A vector addition system (VAS) is one of several mathematical modeling languages for the description of distributed systems. Vector addition systems were introduced by Richard M. Karp and Raymond E. Miller in 1969, and generalized to vector addition systems with states (VASS) by John E. Hopcroft and Jean-Jacques Pansiot in 1979. Both VAS and VASS are equivalent in many ways to Petri nets introduced earlier by Carl Adam Petri. Example of a vector addition with states. In this VASS, e.g., q(1,2) can be reached from p(0,0), but q(0,0) cannot be reached from p(0,0).

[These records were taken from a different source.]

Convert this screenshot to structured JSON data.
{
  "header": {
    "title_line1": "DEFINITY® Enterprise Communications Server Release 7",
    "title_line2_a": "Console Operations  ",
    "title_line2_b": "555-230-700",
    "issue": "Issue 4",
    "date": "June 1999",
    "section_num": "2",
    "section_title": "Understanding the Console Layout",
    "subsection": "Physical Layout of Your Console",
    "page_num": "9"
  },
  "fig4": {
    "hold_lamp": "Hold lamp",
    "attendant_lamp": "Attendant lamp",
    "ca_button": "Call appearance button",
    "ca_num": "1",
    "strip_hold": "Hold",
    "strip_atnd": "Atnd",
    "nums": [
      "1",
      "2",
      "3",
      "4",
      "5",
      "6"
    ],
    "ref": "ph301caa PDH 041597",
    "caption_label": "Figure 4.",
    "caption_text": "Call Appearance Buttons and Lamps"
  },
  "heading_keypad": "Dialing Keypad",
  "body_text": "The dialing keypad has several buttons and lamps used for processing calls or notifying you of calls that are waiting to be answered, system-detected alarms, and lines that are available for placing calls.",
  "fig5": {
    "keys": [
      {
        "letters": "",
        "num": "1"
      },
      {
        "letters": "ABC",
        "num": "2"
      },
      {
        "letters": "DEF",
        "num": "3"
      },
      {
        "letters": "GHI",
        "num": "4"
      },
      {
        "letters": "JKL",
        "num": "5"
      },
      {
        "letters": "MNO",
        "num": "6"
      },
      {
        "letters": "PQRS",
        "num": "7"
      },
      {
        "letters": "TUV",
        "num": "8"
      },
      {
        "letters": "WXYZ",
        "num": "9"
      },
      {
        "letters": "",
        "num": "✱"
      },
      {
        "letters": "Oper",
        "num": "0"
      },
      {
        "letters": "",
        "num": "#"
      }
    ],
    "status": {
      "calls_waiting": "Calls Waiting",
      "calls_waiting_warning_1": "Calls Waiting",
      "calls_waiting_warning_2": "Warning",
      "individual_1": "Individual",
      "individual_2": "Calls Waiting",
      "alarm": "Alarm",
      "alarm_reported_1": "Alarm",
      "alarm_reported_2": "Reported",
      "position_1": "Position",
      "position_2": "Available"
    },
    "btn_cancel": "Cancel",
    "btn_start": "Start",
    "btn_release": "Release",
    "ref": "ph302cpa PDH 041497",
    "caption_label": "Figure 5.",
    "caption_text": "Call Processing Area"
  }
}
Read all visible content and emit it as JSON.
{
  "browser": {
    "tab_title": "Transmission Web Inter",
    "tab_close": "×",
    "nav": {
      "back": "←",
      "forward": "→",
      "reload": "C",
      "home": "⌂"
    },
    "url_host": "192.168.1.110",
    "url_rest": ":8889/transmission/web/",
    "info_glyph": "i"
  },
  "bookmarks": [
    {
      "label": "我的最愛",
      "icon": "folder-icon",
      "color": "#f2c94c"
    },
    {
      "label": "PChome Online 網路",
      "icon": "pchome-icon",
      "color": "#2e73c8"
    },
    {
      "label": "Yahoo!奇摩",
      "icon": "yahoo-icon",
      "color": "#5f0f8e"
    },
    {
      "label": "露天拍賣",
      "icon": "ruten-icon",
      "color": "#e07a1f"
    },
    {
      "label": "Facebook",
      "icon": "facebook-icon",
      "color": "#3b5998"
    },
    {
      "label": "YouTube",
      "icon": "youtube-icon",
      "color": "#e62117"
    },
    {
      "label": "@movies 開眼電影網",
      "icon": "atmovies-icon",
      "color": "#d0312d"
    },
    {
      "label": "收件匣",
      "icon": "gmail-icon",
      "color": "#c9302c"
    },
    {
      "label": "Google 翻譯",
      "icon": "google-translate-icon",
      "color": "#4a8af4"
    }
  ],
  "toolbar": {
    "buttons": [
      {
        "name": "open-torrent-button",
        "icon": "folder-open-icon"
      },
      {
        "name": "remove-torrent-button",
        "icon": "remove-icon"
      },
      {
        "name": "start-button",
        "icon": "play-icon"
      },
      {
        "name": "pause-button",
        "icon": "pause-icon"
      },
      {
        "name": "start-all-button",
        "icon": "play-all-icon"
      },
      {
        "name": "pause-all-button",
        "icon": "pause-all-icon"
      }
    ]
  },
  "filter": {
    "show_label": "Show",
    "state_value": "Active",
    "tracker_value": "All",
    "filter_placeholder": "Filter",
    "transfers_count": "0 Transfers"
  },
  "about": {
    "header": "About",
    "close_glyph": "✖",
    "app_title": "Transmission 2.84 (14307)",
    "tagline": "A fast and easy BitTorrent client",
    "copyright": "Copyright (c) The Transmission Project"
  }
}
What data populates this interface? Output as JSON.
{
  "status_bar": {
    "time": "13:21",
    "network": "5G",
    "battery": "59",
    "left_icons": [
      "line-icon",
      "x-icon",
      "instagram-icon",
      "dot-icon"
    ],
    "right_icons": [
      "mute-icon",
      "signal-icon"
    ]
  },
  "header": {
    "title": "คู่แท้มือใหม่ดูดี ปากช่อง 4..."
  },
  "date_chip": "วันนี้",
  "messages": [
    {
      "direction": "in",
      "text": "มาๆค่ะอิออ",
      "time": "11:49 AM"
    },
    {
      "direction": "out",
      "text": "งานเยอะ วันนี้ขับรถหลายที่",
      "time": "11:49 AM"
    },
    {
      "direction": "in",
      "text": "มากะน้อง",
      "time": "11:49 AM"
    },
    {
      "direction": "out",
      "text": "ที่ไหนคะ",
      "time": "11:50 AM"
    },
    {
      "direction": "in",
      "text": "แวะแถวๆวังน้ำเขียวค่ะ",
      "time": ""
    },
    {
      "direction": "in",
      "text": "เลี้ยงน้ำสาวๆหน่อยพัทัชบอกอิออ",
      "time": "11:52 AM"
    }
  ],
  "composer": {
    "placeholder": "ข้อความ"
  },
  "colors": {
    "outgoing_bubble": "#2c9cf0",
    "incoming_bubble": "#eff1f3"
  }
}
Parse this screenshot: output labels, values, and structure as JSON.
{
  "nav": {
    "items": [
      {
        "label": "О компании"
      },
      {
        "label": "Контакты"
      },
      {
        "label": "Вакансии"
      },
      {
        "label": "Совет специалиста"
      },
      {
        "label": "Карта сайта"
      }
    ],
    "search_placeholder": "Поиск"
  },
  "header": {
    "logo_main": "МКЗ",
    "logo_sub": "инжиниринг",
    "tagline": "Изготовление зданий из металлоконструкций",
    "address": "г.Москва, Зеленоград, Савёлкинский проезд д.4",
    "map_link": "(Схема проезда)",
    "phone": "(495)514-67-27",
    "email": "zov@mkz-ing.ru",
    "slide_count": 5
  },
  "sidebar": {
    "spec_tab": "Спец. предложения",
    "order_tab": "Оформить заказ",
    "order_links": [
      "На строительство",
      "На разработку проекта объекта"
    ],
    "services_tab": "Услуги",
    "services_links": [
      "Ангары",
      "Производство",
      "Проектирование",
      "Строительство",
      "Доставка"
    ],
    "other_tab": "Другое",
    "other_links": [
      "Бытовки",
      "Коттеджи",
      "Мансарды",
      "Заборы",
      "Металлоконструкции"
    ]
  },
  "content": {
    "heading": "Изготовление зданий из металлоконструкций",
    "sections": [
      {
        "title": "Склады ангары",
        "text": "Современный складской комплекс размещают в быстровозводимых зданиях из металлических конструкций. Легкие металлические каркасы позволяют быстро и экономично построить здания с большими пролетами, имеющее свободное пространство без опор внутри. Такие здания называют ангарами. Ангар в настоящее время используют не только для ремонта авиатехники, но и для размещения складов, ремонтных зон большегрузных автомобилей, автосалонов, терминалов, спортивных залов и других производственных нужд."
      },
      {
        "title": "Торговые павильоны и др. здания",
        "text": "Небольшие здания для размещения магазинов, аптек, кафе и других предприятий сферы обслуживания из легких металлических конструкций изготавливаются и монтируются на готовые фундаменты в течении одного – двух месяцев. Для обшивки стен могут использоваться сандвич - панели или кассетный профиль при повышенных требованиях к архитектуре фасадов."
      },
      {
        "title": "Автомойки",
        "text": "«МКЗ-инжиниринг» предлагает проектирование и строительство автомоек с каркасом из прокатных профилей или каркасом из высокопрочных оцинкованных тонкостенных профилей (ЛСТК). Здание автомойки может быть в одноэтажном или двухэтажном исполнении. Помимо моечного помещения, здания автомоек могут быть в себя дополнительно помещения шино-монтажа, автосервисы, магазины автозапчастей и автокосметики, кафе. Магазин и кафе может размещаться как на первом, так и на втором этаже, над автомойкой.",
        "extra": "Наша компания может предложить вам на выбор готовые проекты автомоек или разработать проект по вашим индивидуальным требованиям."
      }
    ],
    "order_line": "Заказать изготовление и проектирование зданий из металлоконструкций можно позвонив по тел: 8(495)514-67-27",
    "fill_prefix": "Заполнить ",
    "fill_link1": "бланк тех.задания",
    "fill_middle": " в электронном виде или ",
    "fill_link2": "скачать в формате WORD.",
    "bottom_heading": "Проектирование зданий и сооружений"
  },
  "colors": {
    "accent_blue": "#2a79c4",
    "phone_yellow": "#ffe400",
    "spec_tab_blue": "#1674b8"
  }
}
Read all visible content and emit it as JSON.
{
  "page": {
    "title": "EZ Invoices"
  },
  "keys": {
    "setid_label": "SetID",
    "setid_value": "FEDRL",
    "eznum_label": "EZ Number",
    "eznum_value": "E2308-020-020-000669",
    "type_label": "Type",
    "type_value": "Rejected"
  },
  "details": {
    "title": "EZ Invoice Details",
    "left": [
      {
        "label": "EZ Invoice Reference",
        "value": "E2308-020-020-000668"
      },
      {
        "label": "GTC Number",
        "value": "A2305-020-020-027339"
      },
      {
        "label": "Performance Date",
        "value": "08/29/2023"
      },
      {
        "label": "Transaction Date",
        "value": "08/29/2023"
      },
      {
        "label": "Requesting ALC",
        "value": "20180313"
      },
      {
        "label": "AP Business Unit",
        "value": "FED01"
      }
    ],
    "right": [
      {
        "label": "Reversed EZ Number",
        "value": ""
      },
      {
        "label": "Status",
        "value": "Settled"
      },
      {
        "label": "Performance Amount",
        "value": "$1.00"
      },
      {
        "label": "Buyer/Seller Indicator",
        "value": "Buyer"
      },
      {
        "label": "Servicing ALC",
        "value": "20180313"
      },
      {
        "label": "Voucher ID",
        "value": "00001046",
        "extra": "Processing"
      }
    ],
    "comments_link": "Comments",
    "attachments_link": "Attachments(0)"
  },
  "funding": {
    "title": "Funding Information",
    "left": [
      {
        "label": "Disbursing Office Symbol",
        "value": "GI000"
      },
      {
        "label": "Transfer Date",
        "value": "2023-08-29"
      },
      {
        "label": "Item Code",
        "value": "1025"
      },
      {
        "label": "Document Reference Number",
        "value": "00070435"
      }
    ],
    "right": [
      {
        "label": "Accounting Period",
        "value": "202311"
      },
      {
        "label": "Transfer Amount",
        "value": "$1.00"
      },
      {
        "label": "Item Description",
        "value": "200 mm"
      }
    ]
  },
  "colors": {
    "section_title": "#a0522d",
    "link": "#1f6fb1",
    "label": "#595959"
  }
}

## Informal definition

A vector addition system consists of a finite set of integer vectors. An initial vector is seen as the initial values of multiple counters, and the vectors of the VAS are seen as updates. These counters may never drop below zero. More precisely, given an initial vector with non negative values, the vectors of the VAS can be added componentwise, given that every intermediate vector has non negative values. A vector addition system with states is a VAS equipped with control states. More precisely, it is a finite directed graph with arcs labelled by integer vectors. VASS have the same restriction that the counter values should never drop below zero.

## Formal definitions and basic terminology

• A VAS is a finite set $V\subseteq \mathbb {Z} ^{d}$ for some $d\geq 1$ .
• A VASS is a finite directed graph $(Q,T)$ such that $T\subseteq Q\times \mathbb {Z} ^{d}\times Q$ for some $d>0$ .

### Transitions

• Let $V\subseteq \mathbb {Z} ^{d}$ be a VAS. Given a vector $u\in \mathbb {N} ^{d}$ , the vector $u+v$ can be reached, in one transition, if $v\in V$ and $u+v\in \mathbb {N} ^{d}$ .
• Let $(Q,T)$ be a VASS. Given a configuration $(p,u)\in Q\times \mathbb {N} ^{d}$ , the configuration $(q,u+v)$ can be reached, in one transition, if $(p,v,q)\in T$ and $u+v\in \mathbb {N} ^{d}$ .